March 15, 2010

Emadeddin Baghi
Emadeddin Baghi

Now that spring is in the air, most of us (at least those in the northern hemisphere) eagerly look forward to the end of dreary winter and the new life and beauty that nature will soon bring forth. For Iranians, the first day of spring is especially important; it is the occasion of Nowruz or “new day”, the most joyous holiday of the year. Nowruz is thought to be a very ancient tradition; some scholars believe that the 2,500-year-old monumental reliefs at Takht-e Jamshid (Persepolis) depict vassals bearing Nowruz gifts for the Achaemenid king Darius. Nowruz is now celebrated by all ethnic groups in Iran, by Kurds in several countries, and by many others in Afghanistan, Tajikistan and elsewhere. Iranians typically take several days off and celebrate by visiting with family and friends, and with the tradition of the Haft Sin or seven S’s—a table laid out with an elaborate display including seven items beginning with the Persian letter Sin (the equivalent of the English s) that represent spring.

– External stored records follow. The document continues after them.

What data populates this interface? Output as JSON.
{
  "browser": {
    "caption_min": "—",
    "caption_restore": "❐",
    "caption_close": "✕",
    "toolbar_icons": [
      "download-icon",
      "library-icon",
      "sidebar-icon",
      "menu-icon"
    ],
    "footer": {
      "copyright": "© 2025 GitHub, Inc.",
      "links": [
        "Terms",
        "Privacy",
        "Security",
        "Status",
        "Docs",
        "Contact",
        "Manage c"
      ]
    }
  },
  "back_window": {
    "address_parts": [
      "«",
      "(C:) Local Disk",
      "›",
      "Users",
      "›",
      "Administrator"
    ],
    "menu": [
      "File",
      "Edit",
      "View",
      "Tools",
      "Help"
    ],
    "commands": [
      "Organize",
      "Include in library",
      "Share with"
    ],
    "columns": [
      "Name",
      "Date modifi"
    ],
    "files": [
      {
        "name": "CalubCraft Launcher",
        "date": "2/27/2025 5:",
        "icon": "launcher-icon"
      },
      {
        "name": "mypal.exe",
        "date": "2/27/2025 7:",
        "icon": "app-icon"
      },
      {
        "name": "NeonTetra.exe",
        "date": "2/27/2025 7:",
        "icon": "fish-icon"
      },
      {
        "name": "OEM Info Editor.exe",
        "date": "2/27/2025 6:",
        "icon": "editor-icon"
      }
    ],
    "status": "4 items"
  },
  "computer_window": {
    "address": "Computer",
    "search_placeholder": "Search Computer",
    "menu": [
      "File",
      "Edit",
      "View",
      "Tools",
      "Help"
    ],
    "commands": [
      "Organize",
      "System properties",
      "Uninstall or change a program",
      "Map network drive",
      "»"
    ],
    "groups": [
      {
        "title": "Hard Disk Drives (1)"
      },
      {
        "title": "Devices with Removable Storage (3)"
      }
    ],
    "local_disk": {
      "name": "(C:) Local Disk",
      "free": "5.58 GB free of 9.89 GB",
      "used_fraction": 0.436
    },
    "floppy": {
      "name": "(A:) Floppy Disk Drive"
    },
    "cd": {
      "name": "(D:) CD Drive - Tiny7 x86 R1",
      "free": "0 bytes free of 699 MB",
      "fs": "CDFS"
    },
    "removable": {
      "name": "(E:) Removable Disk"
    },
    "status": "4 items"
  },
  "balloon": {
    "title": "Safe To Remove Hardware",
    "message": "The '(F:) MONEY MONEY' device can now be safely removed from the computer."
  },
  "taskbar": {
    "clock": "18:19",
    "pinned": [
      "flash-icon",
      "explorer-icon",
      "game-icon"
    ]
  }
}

Sadly, many Iranians will not be able to celebrate Nowruz with their loved ones because they are languishing in prison. Even before the disputed June 12 presidential elections, Iran’s detention facilities were packed with prisoners of conscience, but since then the prisons are overflowing; many of Iran’s leading opposition politicians, journalists, human rights defenders, student leaders and women’s rights activists—if they have not fled the country—are now behind bars.

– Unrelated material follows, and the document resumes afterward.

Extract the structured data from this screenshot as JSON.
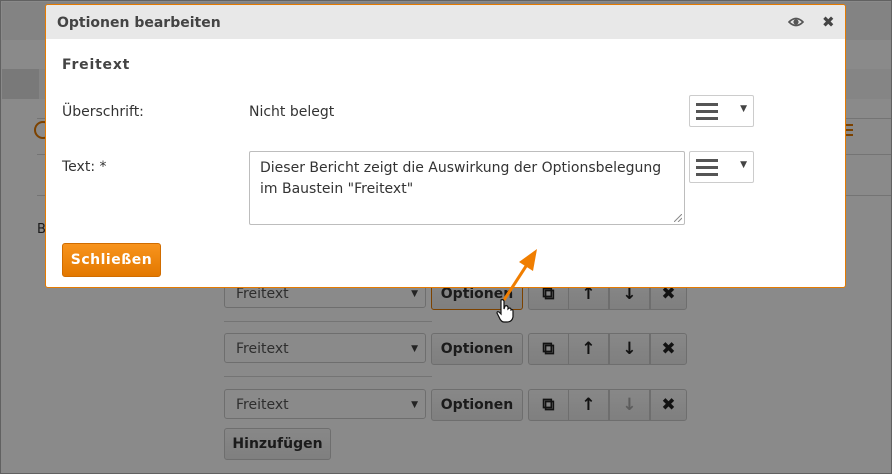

So at this time of renewal and hope, we want to remember our friends who are imprisoned in Iran. That is why Amnesty International is urging people to take part in its special Nowruz action. Last year, we selected three recipients of our Nowruz action. Sadly, all three are still in prison. This year, we have expanded the action to seven cases, in honor of the tradition of the Haft Sin. We are urging activists to send Nowruz greetings to: imprisoned labor rights activist and head of the Tehran and Suburbs Bus Drivers Union Mansour Ossanlu; seven leaders of the Baha’i community who face serious charges that could carry the death penalty; journalist and human rights activist Shiva Nazar Ahari; noted author, death penalty opponent and Martin Ennals Human Rights Defender award recipient Emadeddin Baghi; women’s and Kurdish rights activist Ronak Safarzadeh; internationally recognized HIV/AIDS researchers Kamiar and Arash Alaei; and Iranian-American scholar Kian Tajbakhsh. Please take some time to send these courageous human rights defenders a card letting them know they are not forgotten.